Day 4: Cultivate Humility


Several summers ago I worked at a church as an intern while the associate pastor was on sabbatical. On my first Sunday night, I was all set to lead youth group. After eating pizza for dinner, I made my way to the restroom to wash my greasy hands. But as soon as I entered, I noticed a problem: toilet water covered the floor.

I thought to myself, Hmmm . . . I wonder whose job it is to clean that?

Because I was new to the job of summer intern, I couldn’t resolve this perplexing question. But I had an idea. I’ll put a sign on the door that says, “Do not use. Out of order.” I made the sign, put it on the door, and proceeded to go on with youth group.

As the night went on, I started thinking that perhaps I should make it my job to clean up the mess. I was the summer intern after all. So when the kids left, I found the mop and started to clean. It was a hot and humid Missouri night, and I was in a small, dimly lit room now full of bleach and toilet smells. As I wrung out the mop, I caught a picture of myself in the mirror. And here’s the thought that popped into my head: Is this what I went to grad school for?

A toilet had overflowed, and so had my prideful heart.

If we are to fight against pornography, we must cultivate humility and root out pride. Victory depends on it. It takes arrogance to believe you have the right to look at and imagine touching another woman’s private parts. Even the name presupposes this—private parts, those parts that are to be hidden and, well, private.
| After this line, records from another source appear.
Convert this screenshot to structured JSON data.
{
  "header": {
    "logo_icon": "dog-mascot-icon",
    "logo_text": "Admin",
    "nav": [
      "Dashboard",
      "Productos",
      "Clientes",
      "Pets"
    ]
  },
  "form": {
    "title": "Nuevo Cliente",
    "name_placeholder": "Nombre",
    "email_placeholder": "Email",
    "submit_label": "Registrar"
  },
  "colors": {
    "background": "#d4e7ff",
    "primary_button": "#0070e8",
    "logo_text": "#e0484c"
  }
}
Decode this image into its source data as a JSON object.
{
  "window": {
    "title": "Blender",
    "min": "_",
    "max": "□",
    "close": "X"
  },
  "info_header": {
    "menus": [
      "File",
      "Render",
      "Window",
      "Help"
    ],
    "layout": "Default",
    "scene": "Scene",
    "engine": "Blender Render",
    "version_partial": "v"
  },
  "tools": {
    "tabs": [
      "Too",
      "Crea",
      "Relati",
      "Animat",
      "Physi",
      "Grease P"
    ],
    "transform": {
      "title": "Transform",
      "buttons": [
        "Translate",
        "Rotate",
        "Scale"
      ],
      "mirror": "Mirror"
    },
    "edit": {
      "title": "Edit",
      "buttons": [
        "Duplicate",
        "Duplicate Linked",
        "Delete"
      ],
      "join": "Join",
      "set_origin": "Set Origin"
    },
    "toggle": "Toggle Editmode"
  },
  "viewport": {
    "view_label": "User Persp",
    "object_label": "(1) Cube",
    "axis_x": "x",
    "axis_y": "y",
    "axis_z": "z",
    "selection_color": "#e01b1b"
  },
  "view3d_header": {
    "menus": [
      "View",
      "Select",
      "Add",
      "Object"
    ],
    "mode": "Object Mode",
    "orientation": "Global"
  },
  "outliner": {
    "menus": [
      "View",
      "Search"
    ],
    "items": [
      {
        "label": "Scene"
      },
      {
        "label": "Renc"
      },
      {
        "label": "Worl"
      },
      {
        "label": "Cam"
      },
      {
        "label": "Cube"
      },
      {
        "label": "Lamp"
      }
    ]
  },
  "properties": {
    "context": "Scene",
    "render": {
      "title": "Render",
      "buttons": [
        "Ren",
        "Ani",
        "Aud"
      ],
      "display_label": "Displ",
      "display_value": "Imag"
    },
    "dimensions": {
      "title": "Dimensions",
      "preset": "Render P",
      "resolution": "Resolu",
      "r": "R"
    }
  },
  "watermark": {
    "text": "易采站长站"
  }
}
In the Song of Solomon, the husband calls his wife a locked garden (4:12), a garden that one sees only inside the covenant of marriage (4:16–5:1). There’s an anatomical aspect to a woman’s virginity that makes her “locked” (her hymen), but there’s also a social and spiritual aspect to being locked. God’s design is that a woman is sealed off from all others except her husband. Therefore, it requires arrogance to kick down the door to a locked garden.

Your pride, in all its manifestations, is incompatible with purity. As one author has put it, “[Porn] puts [you] at the center, creating a world in which [you’re] worshiped” (Tim Chester, Closing the Window, 75).
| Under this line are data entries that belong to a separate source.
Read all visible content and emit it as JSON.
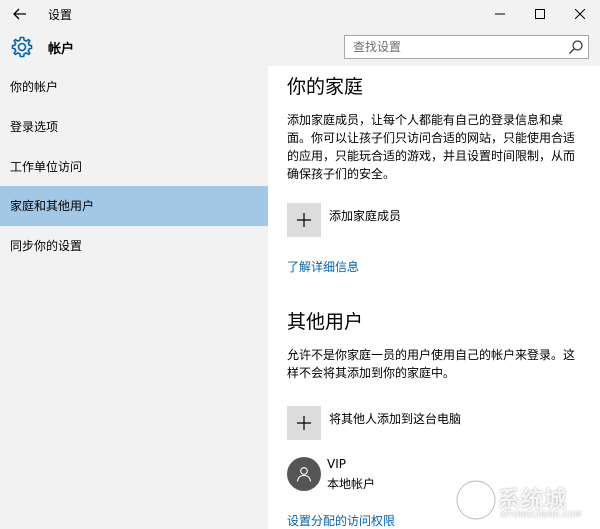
{
  "window": {
    "title": "设置",
    "back_icon": "arrow-left-icon",
    "controls": [
      "minimize-icon",
      "maximize-icon",
      "close-icon"
    ]
  },
  "header": {
    "icon": "gear-icon",
    "title": "帐户",
    "search_placeholder": "查找设置"
  },
  "sidebar": {
    "items": [
      {
        "label": "你的帐户",
        "selected": false
      },
      {
        "label": "登录选项",
        "selected": false
      },
      {
        "label": "工作单位访问",
        "selected": false
      },
      {
        "label": "家庭和其他用户",
        "selected": true
      },
      {
        "label": "同步你的设置",
        "selected": false
      }
    ]
  },
  "family": {
    "heading": "你的家庭",
    "description": "添加家庭成员，让每个人都能有自己的登录信息和桌面。你可以让孩子们只访问合适的网站，只能使用合适的应用，只能玩合适的游戏，并且设置时间限制，从而确保孩子们的安全。",
    "add_label": "添加家庭成员",
    "learn_more": "了解详细信息"
  },
  "others": {
    "heading": "其他用户",
    "description": "允许不是你家庭一员的用户使用自己的帐户来登录。这样不会将其添加到你的家庭中。",
    "add_label": "将其他人添加到这台电脑",
    "user": {
      "name": "VIP",
      "type": "本地帐户"
    },
    "assigned_access": "设置分配的访问权限"
  },
  "watermark": {
    "text": "系统城",
    "sub": "XITONGCHENG.COM"
  },
  "colors": {
    "chrome_bg": "#f2f2f2",
    "selected_bg": "#a2c8e6",
    "link": "#0063b1",
    "plus_box": "#dcdcdc",
    "avatar": "#555555"
  }
}
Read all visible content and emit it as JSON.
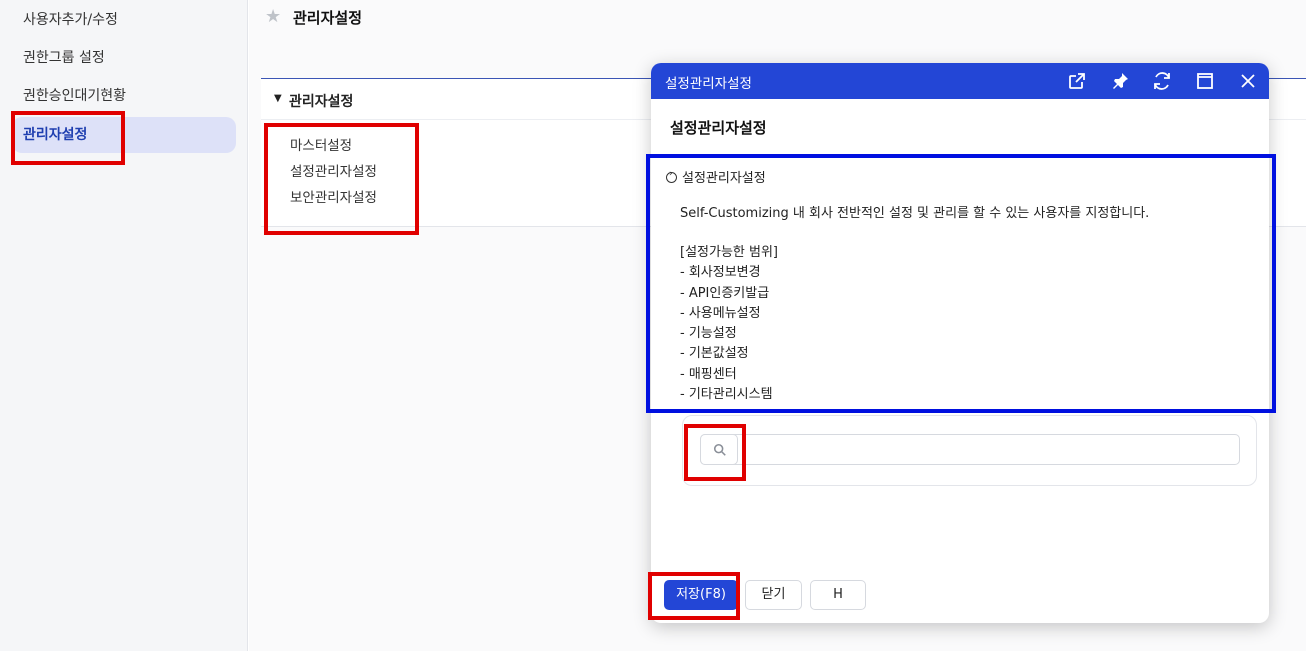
{
  "sidebar": {
    "items": [
      {
        "label": "사용자추가/수정"
      },
      {
        "label": "권한그룹 설정"
      },
      {
        "label": "권한승인대기현황"
      },
      {
        "label": "관리자설정"
      }
    ]
  },
  "page": {
    "title": "관리자설정",
    "section_label": "관리자설정",
    "menu_links": [
      "마스터설정",
      "설정관리자설정",
      "보안관리자설정"
    ]
  },
  "dialog": {
    "window_title": "설정관리자설정",
    "heading": "설정관리자설정",
    "desc_title": "설정관리자설정",
    "desc_lines": [
      "Self-Customizing 내 회사 전반적인 설정 및 관리를 할 수 있는 사용자를 지정합니다.",
      "[설정가능한 범위]",
      "- 회사정보변경",
      "- API인증키발급",
      "- 사용메뉴설정",
      "- 기능설정",
      "- 기본값설정",
      "- 매핑센터",
      "- 기타관리시스템"
    ],
    "search": {
      "placeholder": ""
    },
    "buttons": {
      "save": "저장(F8)",
      "close": "닫기",
      "h": "H"
    },
    "titlebar_icons": [
      "external-link-icon",
      "pin-icon",
      "refresh-icon",
      "maximize-icon",
      "close-icon"
    ]
  },
  "colors": {
    "accent": "#2346d6",
    "highlight_red": "#e00000",
    "highlight_blue": "#0010e0",
    "active_bg": "#dde1f8"
  }
}
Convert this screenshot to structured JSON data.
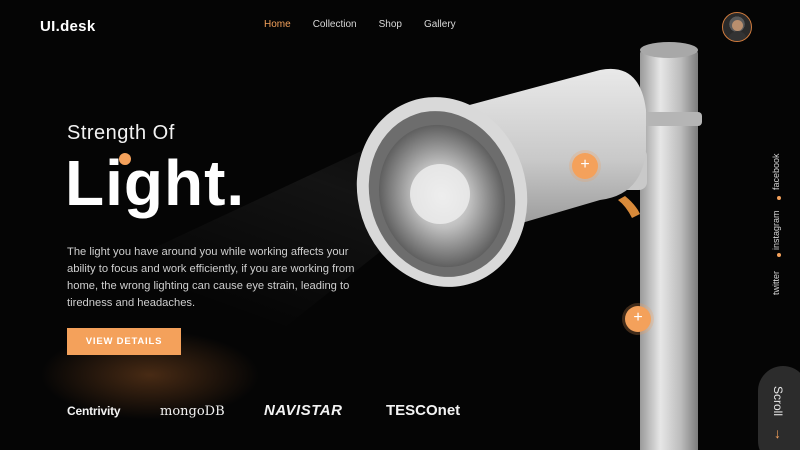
{
  "header": {
    "logo": "UI.desk",
    "nav": [
      "Home",
      "Collection",
      "Shop",
      "Gallery"
    ],
    "active_nav": "Home"
  },
  "hero": {
    "subtitle": "Strength Of",
    "title": "Light.",
    "description": "The light you have around you while working affects your ability to focus and work efficiently, if you are working from home, the wrong lighting can cause eye strain, leading to tiredness and headaches.",
    "cta": "VIEW DETAILS"
  },
  "brands": [
    "Centrivity",
    "mongoDB",
    "NAVISTAR",
    "TESCOnet"
  ],
  "hotspots": [
    "+",
    "+"
  ],
  "social": [
    "facebook",
    "instagram",
    "twitter"
  ],
  "scroll": {
    "label": "Scroll",
    "icon": "arrow-down-icon"
  },
  "colors": {
    "accent": "#f4a15b",
    "background": "#050505"
  }
}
And your pride loves this. It will cause you to think you’re entitled to things you’re not. Additionally, pride will keep you from asking for the help you need. As the psalmist writes, “In the pride of his face the wicked does not seek [God]” (Psalm 10:4). The proud man, to save face, won’t wave the white flag. Only those who surrender to God are saved.
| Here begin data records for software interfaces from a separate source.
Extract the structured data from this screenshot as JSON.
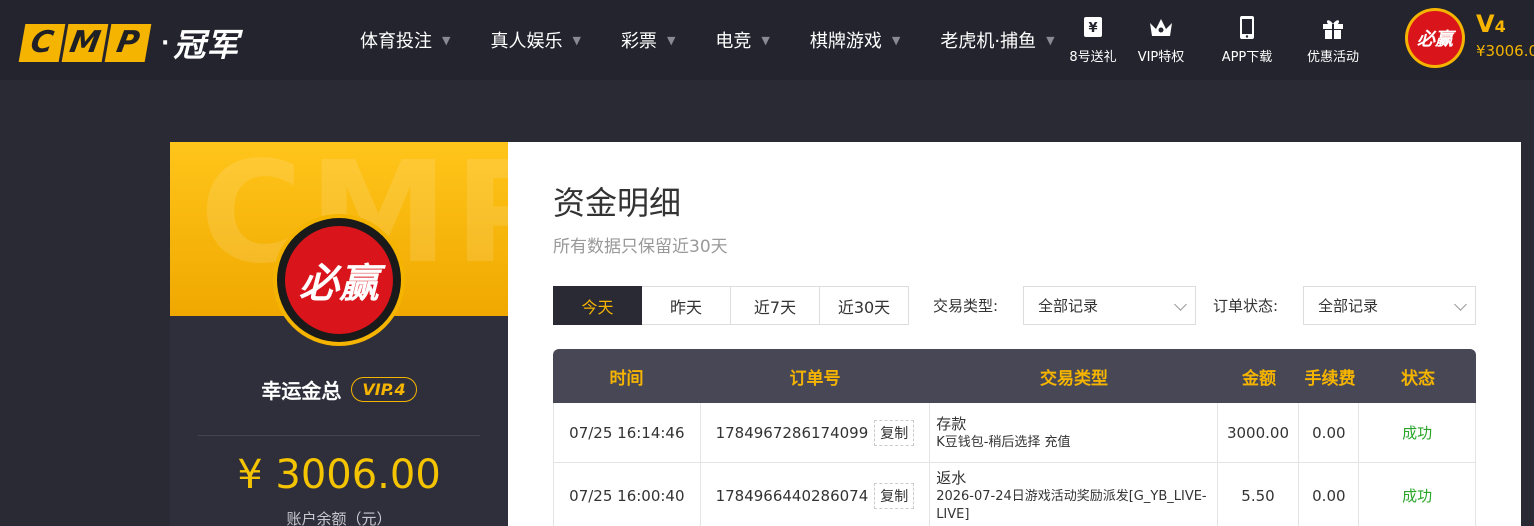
{
  "header": {
    "logo_letters": [
      "C",
      "M",
      "P"
    ],
    "logo_dot": "·",
    "logo_cn": "冠军",
    "nav": [
      {
        "label": "体育投注"
      },
      {
        "label": "真人娱乐"
      },
      {
        "label": "彩票"
      },
      {
        "label": "电竞"
      },
      {
        "label": "棋牌游戏"
      },
      {
        "label": "老虎机·捕鱼"
      }
    ],
    "tools": [
      {
        "label": "8号送礼",
        "icon": "money-icon"
      },
      {
        "label": "VIP特权",
        "icon": "crown-icon"
      },
      {
        "label": "APP下载",
        "icon": "phone-icon"
      },
      {
        "label": "优惠活动",
        "icon": "gift-icon"
      }
    ],
    "avatar_text": "必赢",
    "vip_level": "V",
    "vip_num": "4",
    "balance": "¥3006.0"
  },
  "profile": {
    "bg_text": "CMP",
    "avatar_text": "必赢",
    "username": "幸运金总",
    "vip_badge": "VIP.4",
    "balance": "¥ 3006.00",
    "balance_label": "账户余额（元）"
  },
  "content": {
    "title": "资金明细",
    "subtitle": "所有数据只保留近30天",
    "date_tabs": [
      "今天",
      "昨天",
      "近7天",
      "近30天"
    ],
    "filters": {
      "type_label": "交易类型:",
      "type_value": "全部记录",
      "status_label": "订单状态:",
      "status_value": "全部记录"
    },
    "table": {
      "headers": [
        "时间",
        "订单号",
        "交易类型",
        "金额",
        "手续费",
        "状态"
      ],
      "copy_label": "复制",
      "rows": [
        {
          "time": "07/25 16:14:46",
          "order": "1784967286174099",
          "type_main": "存款",
          "type_sub": "K豆钱包-稍后选择 充值",
          "amount": "3000.00",
          "fee": "0.00",
          "status": "成功"
        },
        {
          "time": "07/25 16:00:40",
          "order": "1784966440286074",
          "type_main": "返水",
          "type_sub": "2026-07-24日游戏活动奖励派发[G_YB_LIVE-LIVE]",
          "amount": "5.50",
          "fee": "0.00",
          "status": "成功"
        }
      ]
    }
  },
  "colors": {
    "accent": "#f5b400",
    "header_bg": "#24242e",
    "page_bg": "#2a2a35",
    "success": "#2aa52a",
    "brand_red": "#d9141b"
  }
}
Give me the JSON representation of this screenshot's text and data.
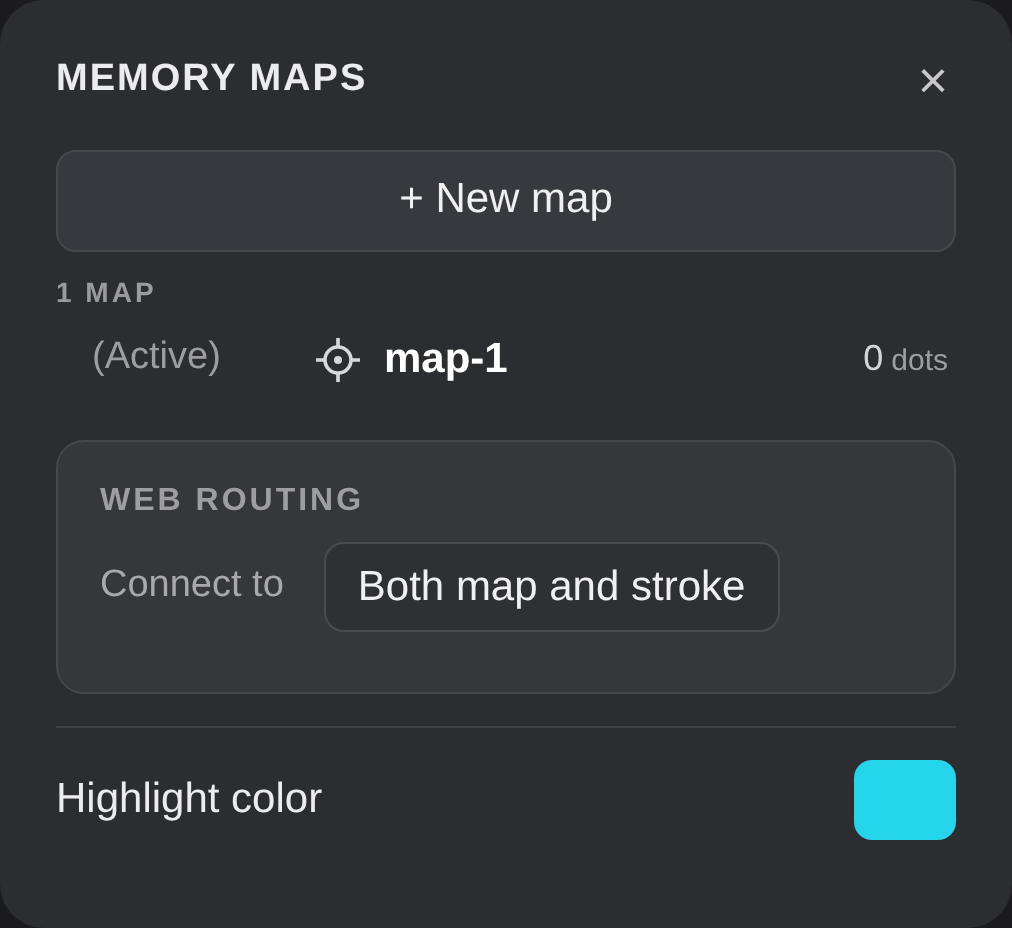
{
  "panel": {
    "title": "MEMORY MAPS",
    "close": "×"
  },
  "new_map_button": "+ New map",
  "maps_heading": "1 MAP",
  "maps": [
    {
      "status": "(Active)",
      "name": "map-1",
      "count": "0",
      "unit": "dots"
    }
  ],
  "web_routing": {
    "heading": "WEB ROUTING",
    "label": "Connect to",
    "value": "Both map and stroke"
  },
  "highlight": {
    "label": "Highlight color",
    "color": "#25d5ec"
  }
}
Diagnostic Questions:

  1. In what ways might your pride be preventing you from receiving the help you need?

  2. In what ways might pride be causing you to hide your struggle from others?

Take 5 minutes to think and pray about these questions. Tomorrow we’ll talk about the connection between flattery and pornography.

Previous Videos: 

Thank you for watching these videos. If you’ve found them helpful, be sure to share them with your friends and church leadership. To go deeper on each of these strategies (and a dozen other strategies), check out my book Struggle Against Porn: 29 Diagnostics for Your Head and Heart.